There are problems with food from a vegan restaurant.
See this Chabad site
A vegan restaurant would not have a hard time getting kosher
certification. However, as long as there is no such certification one
should not eat there. There are many reasons why a strictly vegan
establishment requires kosher certification. Here are a few of them:
It is possible for a minute quantity of animal products to be included in a vegan-certified food. According to the Vegan Society, an
outfit which licenses vegan foods, "vegan products must, as far as is
possible and practical, be entirely free from animal involvement."
Furthermore they state, "Animal products are sometimes used in
instances that are not immediately obvious."1
All utensils used to prepare kosher food, as well as countertops, ovens, etc., must be kosher. Meaning, if they were previously used for
non-kosher foods, they must be koshered before being used for kosher
Wine and grape juice are not kosher unless they are certified kosher (see Wine and Grape Products). Even if the restaurant doesn't
have a wine list, many dishes include wine or grape juice in their
4. Certain foods must be cooked or baked by a Jew in order to be kosher (seeBaked and Cooked Foods). (Doesn't apply in your case - no cooked food)
And see this site which points out:
Unfortunately for vegans[and Kashrus observers], avoiding all animal
byproducts — especially bugs– in the American food system is basically
impossible. The Food and Drug Administration even keeps a list of how
many bugs and bug parts manufacturers are allowed to have in their
products — including many that vegans or vegetarians [and Jews] eat.
So how much non-vegan/[non-kosher content] might be in your food?
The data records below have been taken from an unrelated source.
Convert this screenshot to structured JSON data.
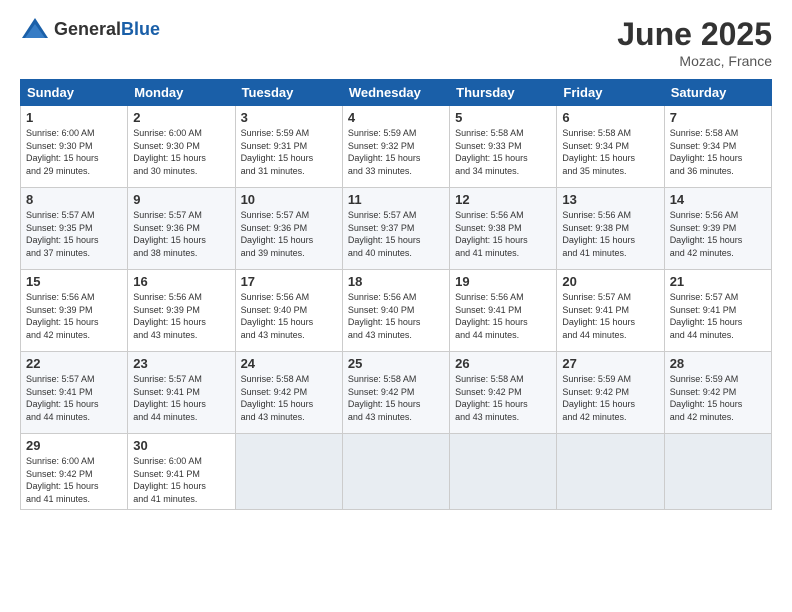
{
  "header": {
    "logo_general": "General",
    "logo_blue": "Blue",
    "month_year": "June 2025",
    "location": "Mozac, France"
  },
  "days_of_week": [
    "Sunday",
    "Monday",
    "Tuesday",
    "Wednesday",
    "Thursday",
    "Friday",
    "Saturday"
  ],
  "weeks": [
    [
      {
        "day": 1,
        "info": "Sunrise: 6:00 AM\nSunset: 9:30 PM\nDaylight: 15 hours\nand 29 minutes."
      },
      {
        "day": 2,
        "info": "Sunrise: 6:00 AM\nSunset: 9:30 PM\nDaylight: 15 hours\nand 30 minutes."
      },
      {
        "day": 3,
        "info": "Sunrise: 5:59 AM\nSunset: 9:31 PM\nDaylight: 15 hours\nand 31 minutes."
      },
      {
        "day": 4,
        "info": "Sunrise: 5:59 AM\nSunset: 9:32 PM\nDaylight: 15 hours\nand 33 minutes."
      },
      {
        "day": 5,
        "info": "Sunrise: 5:58 AM\nSunset: 9:33 PM\nDaylight: 15 hours\nand 34 minutes."
      },
      {
        "day": 6,
        "info": "Sunrise: 5:58 AM\nSunset: 9:34 PM\nDaylight: 15 hours\nand 35 minutes."
      },
      {
        "day": 7,
        "info": "Sunrise: 5:58 AM\nSunset: 9:34 PM\nDaylight: 15 hours\nand 36 minutes."
      }
    ],
    [
      {
        "day": 8,
        "info": "Sunrise: 5:57 AM\nSunset: 9:35 PM\nDaylight: 15 hours\nand 37 minutes."
      },
      {
        "day": 9,
        "info": "Sunrise: 5:57 AM\nSunset: 9:36 PM\nDaylight: 15 hours\nand 38 minutes."
      },
      {
        "day": 10,
        "info": "Sunrise: 5:57 AM\nSunset: 9:36 PM\nDaylight: 15 hours\nand 39 minutes."
      },
      {
        "day": 11,
        "info": "Sunrise: 5:57 AM\nSunset: 9:37 PM\nDaylight: 15 hours\nand 40 minutes."
      },
      {
        "day": 12,
        "info": "Sunrise: 5:56 AM\nSunset: 9:38 PM\nDaylight: 15 hours\nand 41 minutes."
      },
      {
        "day": 13,
        "info": "Sunrise: 5:56 AM\nSunset: 9:38 PM\nDaylight: 15 hours\nand 41 minutes."
      },
      {
        "day": 14,
        "info": "Sunrise: 5:56 AM\nSunset: 9:39 PM\nDaylight: 15 hours\nand 42 minutes."
      }
    ],
    [
      {
        "day": 15,
        "info": "Sunrise: 5:56 AM\nSunset: 9:39 PM\nDaylight: 15 hours\nand 42 minutes."
      },
      {
        "day": 16,
        "info": "Sunrise: 5:56 AM\nSunset: 9:39 PM\nDaylight: 15 hours\nand 43 minutes."
      },
      {
        "day": 17,
        "info": "Sunrise: 5:56 AM\nSunset: 9:40 PM\nDaylight: 15 hours\nand 43 minutes."
      },
      {
        "day": 18,
        "info": "Sunrise: 5:56 AM\nSunset: 9:40 PM\nDaylight: 15 hours\nand 43 minutes."
      },
      {
        "day": 19,
        "info": "Sunrise: 5:56 AM\nSunset: 9:41 PM\nDaylight: 15 hours\nand 44 minutes."
      },
      {
        "day": 20,
        "info": "Sunrise: 5:57 AM\nSunset: 9:41 PM\nDaylight: 15 hours\nand 44 minutes."
      },
      {
        "day": 21,
        "info": "Sunrise: 5:57 AM\nSunset: 9:41 PM\nDaylight: 15 hours\nand 44 minutes."
      }
    ],
    [
      {
        "day": 22,
        "info": "Sunrise: 5:57 AM\nSunset: 9:41 PM\nDaylight: 15 hours\nand 44 minutes."
      },
      {
        "day": 23,
        "info": "Sunrise: 5:57 AM\nSunset: 9:41 PM\nDaylight: 15 hours\nand 44 minutes."
      },
      {
        "day": 24,
        "info": "Sunrise: 5:58 AM\nSunset: 9:42 PM\nDaylight: 15 hours\nand 43 minutes."
      },
      {
        "day": 25,
        "info": "Sunrise: 5:58 AM\nSunset: 9:42 PM\nDaylight: 15 hours\nand 43 minutes."
      },
      {
        "day": 26,
        "info": "Sunrise: 5:58 AM\nSunset: 9:42 PM\nDaylight: 15 hours\nand 43 minutes."
      },
      {
        "day": 27,
        "info": "Sunrise: 5:59 AM\nSunset: 9:42 PM\nDaylight: 15 hours\nand 42 minutes."
      },
      {
        "day": 28,
        "info": "Sunrise: 5:59 AM\nSunset: 9:42 PM\nDaylight: 15 hours\nand 42 minutes."
      }
    ],
    [
      {
        "day": 29,
        "info": "Sunrise: 6:00 AM\nSunset: 9:42 PM\nDaylight: 15 hours\nand 41 minutes."
      },
      {
        "day": 30,
        "info": "Sunrise: 6:00 AM\nSunset: 9:41 PM\nDaylight: 15 hours\nand 41 minutes."
      },
      {
        "day": null,
        "info": ""
      },
      {
        "day": null,
        "info": ""
      },
      {
        "day": null,
        "info": ""
      },
      {
        "day": null,
        "info": ""
      },
      {
        "day": null,
        "info": ""
      }
    ]
  ]
}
We
had a look at the standards and, leaving aside how much animal feces
and hair is allowed, compiled 10 of the grossest.
Frozen or canned asparagus Producers are allowed to leave 6 or more attached asparagus beetle eggs and/or sacs on 10% of their spears and
either: an average of 40 thrips per 100 grams; or make sure the
remaining insects or insect parts have an average aggregate length of
7mm or longer per each 100 grams. Crunchy!
Canned lingonberries They taste so good at Ikea — but that little extra protein comes from the 3 larvae per pound allowed.
Frozen Brussels sprouts Look closely: producers can have up to 30 aphids or thrips in every 100 grams.
Canned orange juice Tangy! Producers are allowed 5 fruit fly and other fly eggs or 1 maggot in each 250 milliliters.
Canned corn Each 24 pounds of corn can have up to two corn ear worms or corn borer larvae less than 3 millimeters or longer, as long
as the total larvae, shed skin or fragments thereof does not exceeds
12 millimeters. - See more at: